DATA PROVIDED |
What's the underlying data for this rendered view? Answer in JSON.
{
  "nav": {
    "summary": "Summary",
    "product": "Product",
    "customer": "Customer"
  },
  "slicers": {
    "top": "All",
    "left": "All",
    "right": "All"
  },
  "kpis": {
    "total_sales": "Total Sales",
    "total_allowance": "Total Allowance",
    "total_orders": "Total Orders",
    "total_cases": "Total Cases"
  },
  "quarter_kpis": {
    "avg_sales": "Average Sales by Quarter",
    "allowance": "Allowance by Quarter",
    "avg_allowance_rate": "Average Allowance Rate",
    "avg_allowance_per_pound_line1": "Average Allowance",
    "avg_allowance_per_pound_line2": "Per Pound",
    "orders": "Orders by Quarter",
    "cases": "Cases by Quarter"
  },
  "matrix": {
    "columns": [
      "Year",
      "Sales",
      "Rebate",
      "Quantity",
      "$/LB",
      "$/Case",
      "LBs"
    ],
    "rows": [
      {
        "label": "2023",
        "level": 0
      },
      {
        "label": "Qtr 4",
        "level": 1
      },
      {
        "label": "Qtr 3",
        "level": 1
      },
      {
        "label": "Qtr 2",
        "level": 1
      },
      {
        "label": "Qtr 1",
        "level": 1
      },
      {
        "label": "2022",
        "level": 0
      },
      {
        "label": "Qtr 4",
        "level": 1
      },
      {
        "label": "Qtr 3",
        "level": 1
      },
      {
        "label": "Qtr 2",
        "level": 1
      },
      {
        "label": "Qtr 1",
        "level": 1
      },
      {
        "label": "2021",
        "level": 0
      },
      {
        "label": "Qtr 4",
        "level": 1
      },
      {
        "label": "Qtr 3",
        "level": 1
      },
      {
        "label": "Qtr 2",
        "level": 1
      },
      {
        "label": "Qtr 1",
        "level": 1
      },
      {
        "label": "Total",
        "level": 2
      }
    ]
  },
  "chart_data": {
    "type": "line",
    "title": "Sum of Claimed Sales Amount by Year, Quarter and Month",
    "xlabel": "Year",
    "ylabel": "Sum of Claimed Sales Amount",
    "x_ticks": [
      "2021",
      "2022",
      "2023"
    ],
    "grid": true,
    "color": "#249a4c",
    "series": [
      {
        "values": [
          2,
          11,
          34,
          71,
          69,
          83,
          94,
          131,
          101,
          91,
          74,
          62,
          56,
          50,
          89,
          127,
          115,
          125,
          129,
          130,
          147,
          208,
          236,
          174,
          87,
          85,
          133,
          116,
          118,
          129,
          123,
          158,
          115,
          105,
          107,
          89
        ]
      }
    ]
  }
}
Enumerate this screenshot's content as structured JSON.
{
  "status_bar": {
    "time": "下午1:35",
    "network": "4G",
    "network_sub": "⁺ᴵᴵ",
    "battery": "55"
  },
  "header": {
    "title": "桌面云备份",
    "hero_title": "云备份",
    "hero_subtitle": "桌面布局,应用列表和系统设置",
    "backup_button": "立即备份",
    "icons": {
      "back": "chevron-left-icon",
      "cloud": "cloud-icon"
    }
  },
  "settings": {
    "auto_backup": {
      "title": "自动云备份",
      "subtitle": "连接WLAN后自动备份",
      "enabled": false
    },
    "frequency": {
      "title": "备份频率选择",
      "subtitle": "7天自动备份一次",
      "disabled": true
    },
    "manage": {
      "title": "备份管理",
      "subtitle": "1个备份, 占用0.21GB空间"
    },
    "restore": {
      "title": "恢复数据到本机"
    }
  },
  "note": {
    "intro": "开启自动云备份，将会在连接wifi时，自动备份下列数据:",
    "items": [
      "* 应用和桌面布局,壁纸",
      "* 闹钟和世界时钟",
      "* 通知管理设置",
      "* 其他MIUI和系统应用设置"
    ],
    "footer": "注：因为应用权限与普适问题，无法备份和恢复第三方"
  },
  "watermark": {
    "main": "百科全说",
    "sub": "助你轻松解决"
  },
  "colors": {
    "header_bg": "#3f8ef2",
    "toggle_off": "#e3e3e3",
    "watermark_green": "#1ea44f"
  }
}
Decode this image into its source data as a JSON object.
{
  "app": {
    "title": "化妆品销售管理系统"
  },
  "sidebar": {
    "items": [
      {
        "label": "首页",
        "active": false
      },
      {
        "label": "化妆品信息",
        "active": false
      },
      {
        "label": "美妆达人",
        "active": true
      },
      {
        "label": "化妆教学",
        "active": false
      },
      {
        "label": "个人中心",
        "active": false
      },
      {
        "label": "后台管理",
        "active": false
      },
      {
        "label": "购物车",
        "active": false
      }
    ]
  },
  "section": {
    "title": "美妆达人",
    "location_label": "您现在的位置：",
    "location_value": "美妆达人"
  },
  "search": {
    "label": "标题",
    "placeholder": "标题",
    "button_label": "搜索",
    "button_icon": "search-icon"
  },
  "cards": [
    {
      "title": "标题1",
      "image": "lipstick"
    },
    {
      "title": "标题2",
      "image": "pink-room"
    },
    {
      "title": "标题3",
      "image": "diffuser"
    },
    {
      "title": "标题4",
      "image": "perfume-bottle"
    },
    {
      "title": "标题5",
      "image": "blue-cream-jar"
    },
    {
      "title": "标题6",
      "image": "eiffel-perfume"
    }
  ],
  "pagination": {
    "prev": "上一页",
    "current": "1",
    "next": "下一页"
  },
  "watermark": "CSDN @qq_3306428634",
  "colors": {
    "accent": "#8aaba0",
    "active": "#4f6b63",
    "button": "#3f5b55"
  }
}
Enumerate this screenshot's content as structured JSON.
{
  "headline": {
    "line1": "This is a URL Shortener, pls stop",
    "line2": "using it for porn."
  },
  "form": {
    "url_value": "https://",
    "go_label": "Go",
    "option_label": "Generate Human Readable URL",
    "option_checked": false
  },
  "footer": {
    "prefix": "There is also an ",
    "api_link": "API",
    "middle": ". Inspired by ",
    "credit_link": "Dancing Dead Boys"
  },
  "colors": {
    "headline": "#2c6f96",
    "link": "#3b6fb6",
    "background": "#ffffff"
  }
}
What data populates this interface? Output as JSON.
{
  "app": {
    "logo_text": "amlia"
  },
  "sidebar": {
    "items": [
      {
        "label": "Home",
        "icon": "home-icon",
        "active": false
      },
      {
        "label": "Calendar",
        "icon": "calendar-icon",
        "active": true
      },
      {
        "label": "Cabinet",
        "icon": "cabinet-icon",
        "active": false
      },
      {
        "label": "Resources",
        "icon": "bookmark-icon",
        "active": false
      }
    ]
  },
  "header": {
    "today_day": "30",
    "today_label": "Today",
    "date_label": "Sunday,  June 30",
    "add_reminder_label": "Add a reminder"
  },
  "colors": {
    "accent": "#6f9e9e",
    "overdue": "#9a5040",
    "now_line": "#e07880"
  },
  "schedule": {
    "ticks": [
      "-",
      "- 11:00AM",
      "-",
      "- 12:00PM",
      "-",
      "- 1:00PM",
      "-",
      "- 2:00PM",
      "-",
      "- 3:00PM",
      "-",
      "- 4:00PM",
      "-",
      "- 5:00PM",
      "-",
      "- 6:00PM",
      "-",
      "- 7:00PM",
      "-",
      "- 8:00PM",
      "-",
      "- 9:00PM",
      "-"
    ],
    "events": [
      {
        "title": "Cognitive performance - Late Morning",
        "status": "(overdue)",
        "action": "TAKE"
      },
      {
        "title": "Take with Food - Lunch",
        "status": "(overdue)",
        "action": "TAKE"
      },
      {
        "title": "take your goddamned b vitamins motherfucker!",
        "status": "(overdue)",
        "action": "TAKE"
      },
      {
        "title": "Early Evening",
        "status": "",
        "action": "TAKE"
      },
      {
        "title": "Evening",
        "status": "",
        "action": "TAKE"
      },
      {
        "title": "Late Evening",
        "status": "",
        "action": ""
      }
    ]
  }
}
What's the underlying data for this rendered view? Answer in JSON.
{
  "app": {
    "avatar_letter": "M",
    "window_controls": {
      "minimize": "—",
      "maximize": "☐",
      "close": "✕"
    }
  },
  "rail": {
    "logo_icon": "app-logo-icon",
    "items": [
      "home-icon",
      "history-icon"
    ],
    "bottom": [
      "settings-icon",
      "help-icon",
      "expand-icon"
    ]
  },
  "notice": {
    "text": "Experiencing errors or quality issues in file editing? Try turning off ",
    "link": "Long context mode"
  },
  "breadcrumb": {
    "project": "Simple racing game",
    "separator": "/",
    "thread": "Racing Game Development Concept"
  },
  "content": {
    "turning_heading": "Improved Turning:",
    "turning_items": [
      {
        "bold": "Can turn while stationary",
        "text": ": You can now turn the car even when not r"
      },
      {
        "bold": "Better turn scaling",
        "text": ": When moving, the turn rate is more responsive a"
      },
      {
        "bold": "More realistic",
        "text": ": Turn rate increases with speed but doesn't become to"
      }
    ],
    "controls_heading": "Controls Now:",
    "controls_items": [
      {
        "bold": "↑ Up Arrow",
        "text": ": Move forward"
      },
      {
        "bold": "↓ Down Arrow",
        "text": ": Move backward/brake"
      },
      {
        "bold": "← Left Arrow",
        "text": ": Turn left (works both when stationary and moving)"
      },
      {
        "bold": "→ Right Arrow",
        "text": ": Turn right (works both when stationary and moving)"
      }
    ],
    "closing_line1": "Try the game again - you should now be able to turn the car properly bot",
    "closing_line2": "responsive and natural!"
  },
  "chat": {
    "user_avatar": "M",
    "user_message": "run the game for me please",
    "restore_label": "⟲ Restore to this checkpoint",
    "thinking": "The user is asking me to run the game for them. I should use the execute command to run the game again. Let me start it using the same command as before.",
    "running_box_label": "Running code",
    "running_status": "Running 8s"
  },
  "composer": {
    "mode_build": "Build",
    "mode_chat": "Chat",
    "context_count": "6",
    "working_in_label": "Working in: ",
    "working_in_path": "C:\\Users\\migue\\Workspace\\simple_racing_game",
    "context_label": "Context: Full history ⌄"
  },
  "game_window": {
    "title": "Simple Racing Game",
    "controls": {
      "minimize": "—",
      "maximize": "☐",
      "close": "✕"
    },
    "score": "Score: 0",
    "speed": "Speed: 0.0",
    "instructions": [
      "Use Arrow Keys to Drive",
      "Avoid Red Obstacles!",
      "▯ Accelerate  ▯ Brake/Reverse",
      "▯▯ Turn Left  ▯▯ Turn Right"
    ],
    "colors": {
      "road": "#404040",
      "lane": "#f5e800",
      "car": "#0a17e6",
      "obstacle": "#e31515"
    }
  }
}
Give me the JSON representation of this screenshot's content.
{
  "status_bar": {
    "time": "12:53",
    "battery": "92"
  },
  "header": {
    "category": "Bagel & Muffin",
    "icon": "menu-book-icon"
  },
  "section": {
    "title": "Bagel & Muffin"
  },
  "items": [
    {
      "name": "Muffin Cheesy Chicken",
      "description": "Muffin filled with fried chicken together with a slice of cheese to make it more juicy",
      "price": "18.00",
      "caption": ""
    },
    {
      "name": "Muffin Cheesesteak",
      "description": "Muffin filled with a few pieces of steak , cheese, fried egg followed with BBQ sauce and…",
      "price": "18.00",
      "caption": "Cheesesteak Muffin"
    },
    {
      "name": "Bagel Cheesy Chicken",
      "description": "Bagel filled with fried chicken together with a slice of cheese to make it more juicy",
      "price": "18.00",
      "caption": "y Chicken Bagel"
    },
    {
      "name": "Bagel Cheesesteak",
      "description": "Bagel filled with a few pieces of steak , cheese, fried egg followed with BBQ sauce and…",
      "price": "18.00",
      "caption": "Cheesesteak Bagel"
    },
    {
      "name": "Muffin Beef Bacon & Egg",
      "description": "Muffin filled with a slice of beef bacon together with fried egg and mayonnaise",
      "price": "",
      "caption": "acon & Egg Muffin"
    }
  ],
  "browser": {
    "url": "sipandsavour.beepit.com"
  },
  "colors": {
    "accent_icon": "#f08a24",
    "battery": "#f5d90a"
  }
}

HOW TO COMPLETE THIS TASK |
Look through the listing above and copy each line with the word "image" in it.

SOLUTION |
Decode this image into its source data as a JSON object.
      "image": "lipstick"
      "image": "pink-room"
      "image": "diffuser"
      "image": "perfume-bottle"
      "image": "blue-cream-jar"
      "image": "eiffel-perfume"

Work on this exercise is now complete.